Federal regulators confirmed Thursday that they had again found potentially troubling levels of toxic contamination at a former mining equipment operation in the Fayette County community of Minden, and said more extensive testing is needed before government investigators can pinpoint the source and devise a response plan.
The U.S. Environmental Protection Agency said it found high levels of polychlorinated biphenyls, or PCBs, at the former Shaffer Equipment Company site, in a community that has been the subject of repeated and controversial EPA cleanups that many residents worry haven’t really removed the potential dangers from their town.
EPA officials said that they are going to conduct more testing at the Shaffer site and are gathering more information and awaiting additional sample analysis from a nearby landfill that residents have pointed to as another potential source of harmful pollution in the area. No firm timetable was provided for EPA’s continued work.
“We’re going to be there for a while, honestly,” EPA acting regional administrator Cecil Rodrigues said in an interview.
The EPA said Thursday that its testing earlier this year near the Shaffer site had found levels of PCBs in the soils at two residences of 1.2 parts per million and 1.3 parts per million. Those concentrations were slightly above the 1.0-parts-per-million level that EPA coordinator Melissa Linden described as kicking in the need for further agency investigation. The EPA also found that two samples of sediment from Arbuckle Creek, which flows through the area, contained PCB concentrations of 50 parts per million and 6.2 parts per million.

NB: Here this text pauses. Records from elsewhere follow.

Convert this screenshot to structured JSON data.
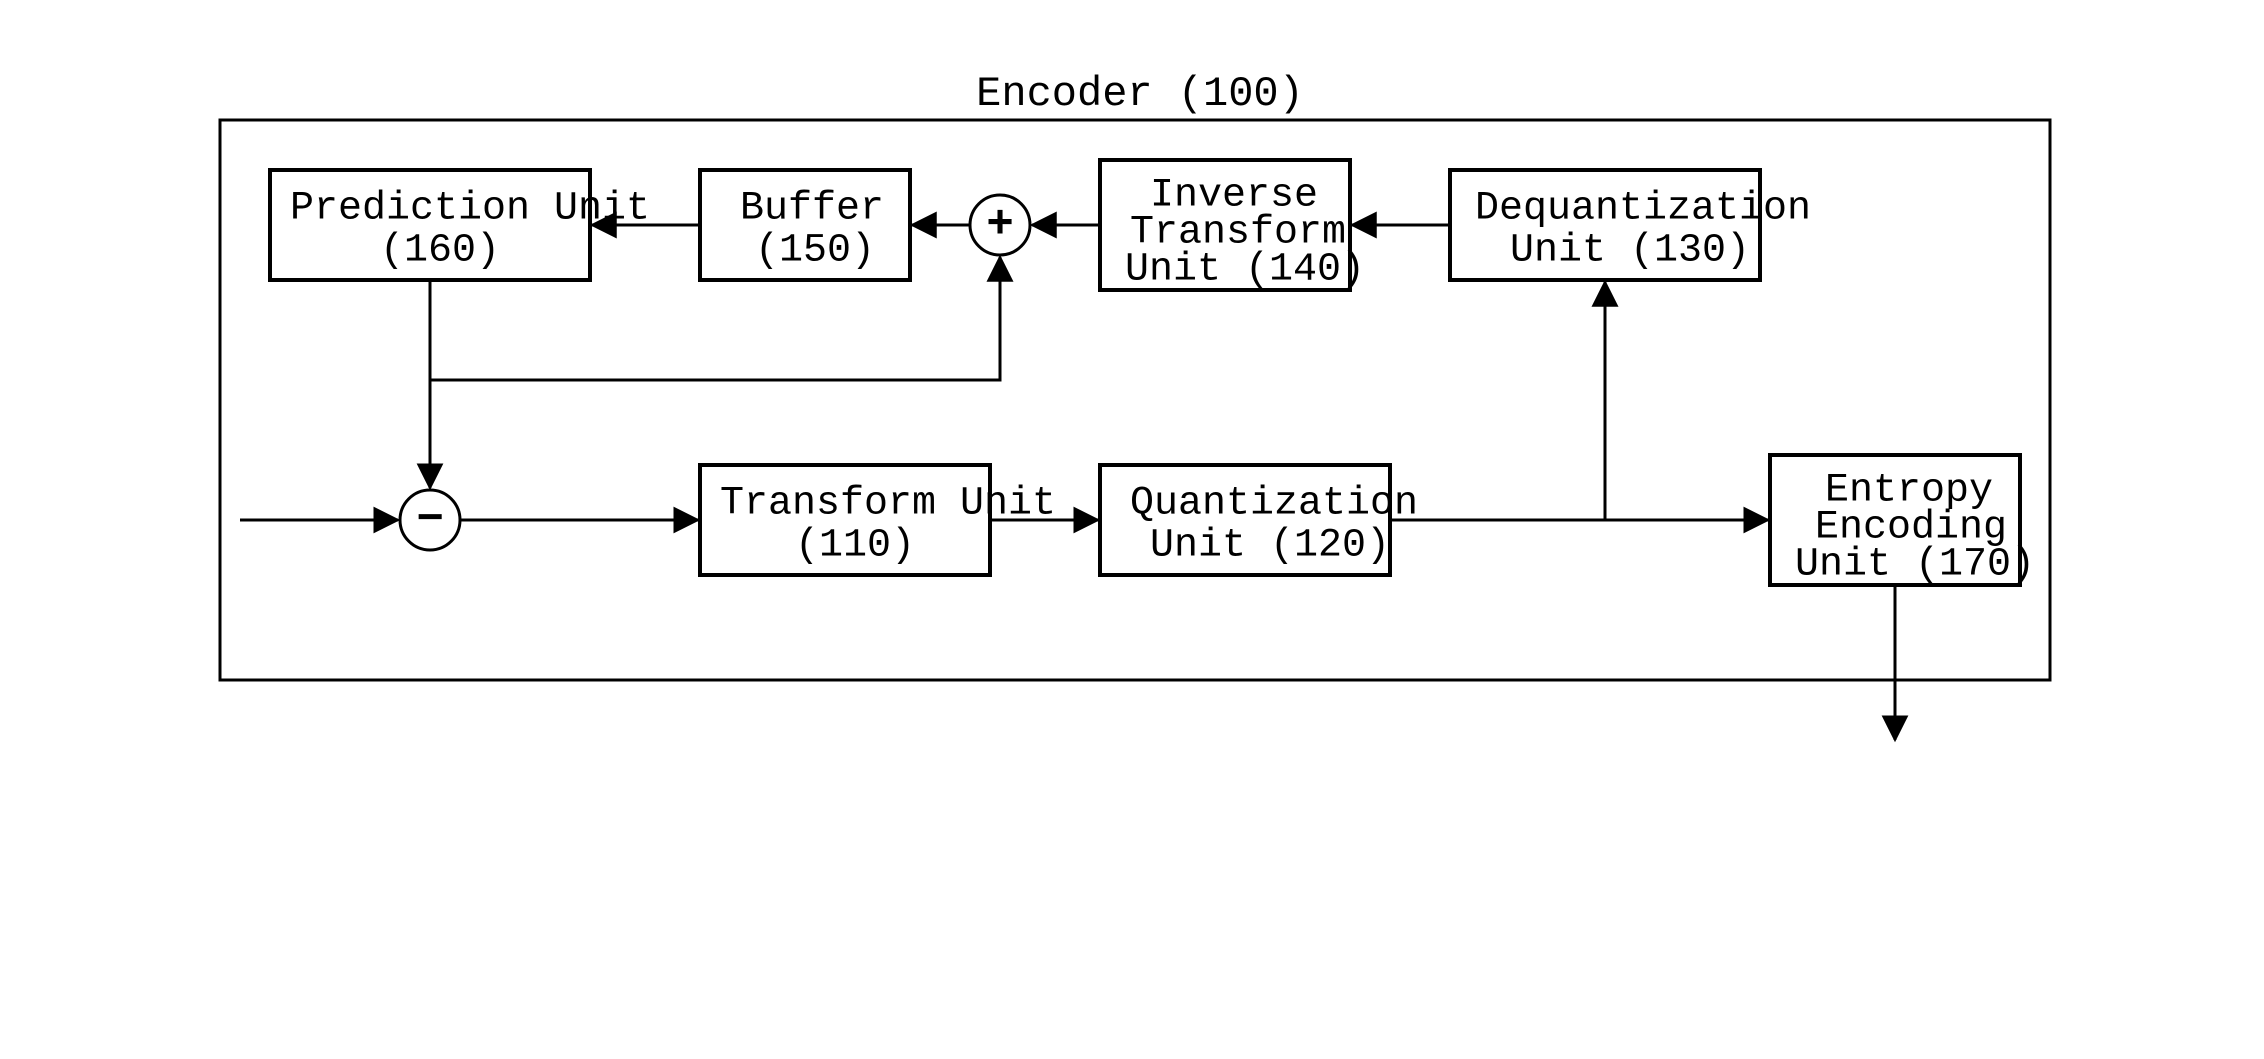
{
  "chart_data": {
    "type": "block-diagram",
    "title": "Encoder (100)",
    "nodes": [
      {
        "id": "input",
        "kind": "port"
      },
      {
        "id": "subtract",
        "kind": "op",
        "symbol": "−"
      },
      {
        "id": "transform",
        "kind": "block",
        "label": "Transform Unit\n(110)"
      },
      {
        "id": "quant",
        "kind": "block",
        "label": "Quantization\nUnit (120)"
      },
      {
        "id": "dequant",
        "kind": "block",
        "label": "Dequantization\nUnit (130)"
      },
      {
        "id": "itrans",
        "kind": "block",
        "label": "Inverse\nTransform\nUnit (140)"
      },
      {
        "id": "add",
        "kind": "op",
        "symbol": "+"
      },
      {
        "id": "buffer",
        "kind": "block",
        "label": "Buffer\n(150)"
      },
      {
        "id": "pred",
        "kind": "block",
        "label": "Prediction Unit\n(160)"
      },
      {
        "id": "entropy",
        "kind": "block",
        "label": "Entropy\nEncoding\nUnit (170)"
      },
      {
        "id": "output",
        "kind": "port"
      }
    ],
    "edges": [
      {
        "from": "input",
        "to": "subtract",
        "via": []
      },
      {
        "from": "subtract",
        "to": "transform",
        "via": []
      },
      {
        "from": "transform",
        "to": "quant",
        "via": []
      },
      {
        "from": "quant",
        "to": "entropy",
        "via": []
      },
      {
        "from": "quant",
        "to": "dequant",
        "via": [
          "up"
        ]
      },
      {
        "from": "dequant",
        "to": "itrans",
        "via": []
      },
      {
        "from": "itrans",
        "to": "add",
        "via": []
      },
      {
        "from": "add",
        "to": "buffer",
        "via": []
      },
      {
        "from": "buffer",
        "to": "pred",
        "via": []
      },
      {
        "from": "pred",
        "to": "subtract",
        "via": [
          "down"
        ]
      },
      {
        "from": "pred",
        "to": "add",
        "via": [
          "down",
          "right",
          "up"
        ]
      },
      {
        "from": "entropy",
        "to": "output",
        "via": [
          "down"
        ]
      }
    ]
  },
  "title": "Encoder (100)",
  "blocks": {
    "pred": {
      "l1": "Prediction Unit",
      "l2": "(160)"
    },
    "buffer": {
      "l1": "Buffer",
      "l2": "(150)"
    },
    "itrans": {
      "l1": "Inverse",
      "l2": "Transform",
      "l3": "Unit (140)"
    },
    "dequant": {
      "l1": "Dequantization",
      "l2": "Unit (130)"
    },
    "transform": {
      "l1": "Transform Unit",
      "l2": "(110)"
    },
    "quant": {
      "l1": "Quantization",
      "l2": "Unit (120)"
    },
    "entropy": {
      "l1": "Entropy",
      "l2": "Encoding",
      "l3": "Unit (170)"
    }
  },
  "ops": {
    "add": "+",
    "sub": "−"
  }
}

Agency officials said their next step is to conduct additional sampling “to determine the extent of the contamination” and also to “determine if there is another contributor because the highest result is approximately one-half mile from the Shaffer Equipment site.”
The EPA said related testing done in the Fayetteville area, where residents were concerned a chemical tanker truck had been buried, found “metal anomalies” that could have been such a tanker, but that follow-up sampling of soil found only 0.150 parts per million of PCBs, and that those PCBs were of a different type than those at Shaffer Equipment.
“[The] EPA will have no further action at this location,” the agency said.
Also, the EPA tested around an unnamed tributary of Arbuckle Creek, near a former city landfill, and found what the agency described as “low concentrations” of PCBs, pesticides and the toxic chemical dioxin. Some metals contamination, including lead, was also found, the EPA said.
Additional information on that dump site is being collected, and the EPA is waiting for the results of additional testing “before making any determinations,” the agency said.
The EPA said it would hold two open house meetings on Oct. 27 and Oct. 28 in Glen Jean to discuss the issue. The sessions will be held from 6 p.m. to 8 p.m. on Oct. 27 and from 9 a.m. to noon on Oct. 28 at the National Guard Armory, 409 Wood Mountain Road.
From 1970 to 1984, the Shaffer Equipment Co. built electrical substations for the local coal mining industry, the EPA said. The substations incorporated various types of transformers, capacitors, switches and related voltage regulation and distribution devices.
Oil containing PCBs was used in the electrical transformers and other equipment. The Shaffer Equipment Company also stored nonessential, damaged or outdated transformers and capacitors on the site property. PCBs have been found to cause a variety of adverse health effects, including cancer and problems related to the immune, reproductive and nervous systems.
Over the years since 1994, the EPA conducted multiple cleanups at the Shaffer site, but those efforts were marred by, among other things, revelations that government lawyers had covered up a top EPA cleanup official having misrepresented his academic credentials. Earlier this year, Minden-area residents sought EPA help over concerns about potential health effects of continued contamination.
Results of the recent EPA tests were already publicized by the Beckley Register-Herald after the data was obtained by a local citizen group, and the ongoing controversy in Minden recently was featured in the British newspaper The Daily Mail.